*** Dataset ***

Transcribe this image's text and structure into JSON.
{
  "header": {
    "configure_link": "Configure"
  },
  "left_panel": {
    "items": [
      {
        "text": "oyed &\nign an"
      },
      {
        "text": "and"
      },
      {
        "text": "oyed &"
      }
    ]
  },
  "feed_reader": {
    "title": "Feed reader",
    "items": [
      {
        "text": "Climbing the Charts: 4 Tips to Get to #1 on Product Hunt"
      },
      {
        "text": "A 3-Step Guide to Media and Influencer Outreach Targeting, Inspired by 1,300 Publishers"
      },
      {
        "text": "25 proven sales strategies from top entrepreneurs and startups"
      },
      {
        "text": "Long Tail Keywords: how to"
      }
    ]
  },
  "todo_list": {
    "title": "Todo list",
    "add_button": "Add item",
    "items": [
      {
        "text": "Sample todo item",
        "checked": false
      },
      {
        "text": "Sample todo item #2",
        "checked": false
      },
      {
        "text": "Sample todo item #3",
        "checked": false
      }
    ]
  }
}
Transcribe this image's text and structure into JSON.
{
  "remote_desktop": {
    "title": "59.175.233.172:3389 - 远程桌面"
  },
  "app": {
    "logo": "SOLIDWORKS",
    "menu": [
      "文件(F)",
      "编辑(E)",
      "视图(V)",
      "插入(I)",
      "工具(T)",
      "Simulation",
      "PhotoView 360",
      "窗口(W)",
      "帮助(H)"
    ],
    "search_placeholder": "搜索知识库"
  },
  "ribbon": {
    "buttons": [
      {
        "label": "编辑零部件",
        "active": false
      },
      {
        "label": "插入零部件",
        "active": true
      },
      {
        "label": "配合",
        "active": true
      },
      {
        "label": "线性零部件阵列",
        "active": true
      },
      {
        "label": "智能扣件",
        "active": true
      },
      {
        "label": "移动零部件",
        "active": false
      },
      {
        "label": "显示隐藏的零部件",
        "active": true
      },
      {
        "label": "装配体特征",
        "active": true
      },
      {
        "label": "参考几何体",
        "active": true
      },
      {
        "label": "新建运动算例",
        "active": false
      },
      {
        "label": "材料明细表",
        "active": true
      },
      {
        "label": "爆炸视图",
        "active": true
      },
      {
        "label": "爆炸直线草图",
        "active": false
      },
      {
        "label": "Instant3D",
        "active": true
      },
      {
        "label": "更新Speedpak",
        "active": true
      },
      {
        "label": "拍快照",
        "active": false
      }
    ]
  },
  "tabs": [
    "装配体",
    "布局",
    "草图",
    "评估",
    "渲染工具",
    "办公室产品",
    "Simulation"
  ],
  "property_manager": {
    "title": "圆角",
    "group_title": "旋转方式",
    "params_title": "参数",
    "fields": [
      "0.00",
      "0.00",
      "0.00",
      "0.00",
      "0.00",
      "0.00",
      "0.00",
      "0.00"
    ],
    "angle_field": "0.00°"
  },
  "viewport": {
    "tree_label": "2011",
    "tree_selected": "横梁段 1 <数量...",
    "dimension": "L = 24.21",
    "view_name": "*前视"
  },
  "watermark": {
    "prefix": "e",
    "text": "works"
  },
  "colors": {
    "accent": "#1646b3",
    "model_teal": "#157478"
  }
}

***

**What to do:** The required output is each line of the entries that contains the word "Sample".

**Expected answer:**
        "text": "Sample todo item",
        "text": "Sample todo item #2",
        "text": "Sample todo item #3",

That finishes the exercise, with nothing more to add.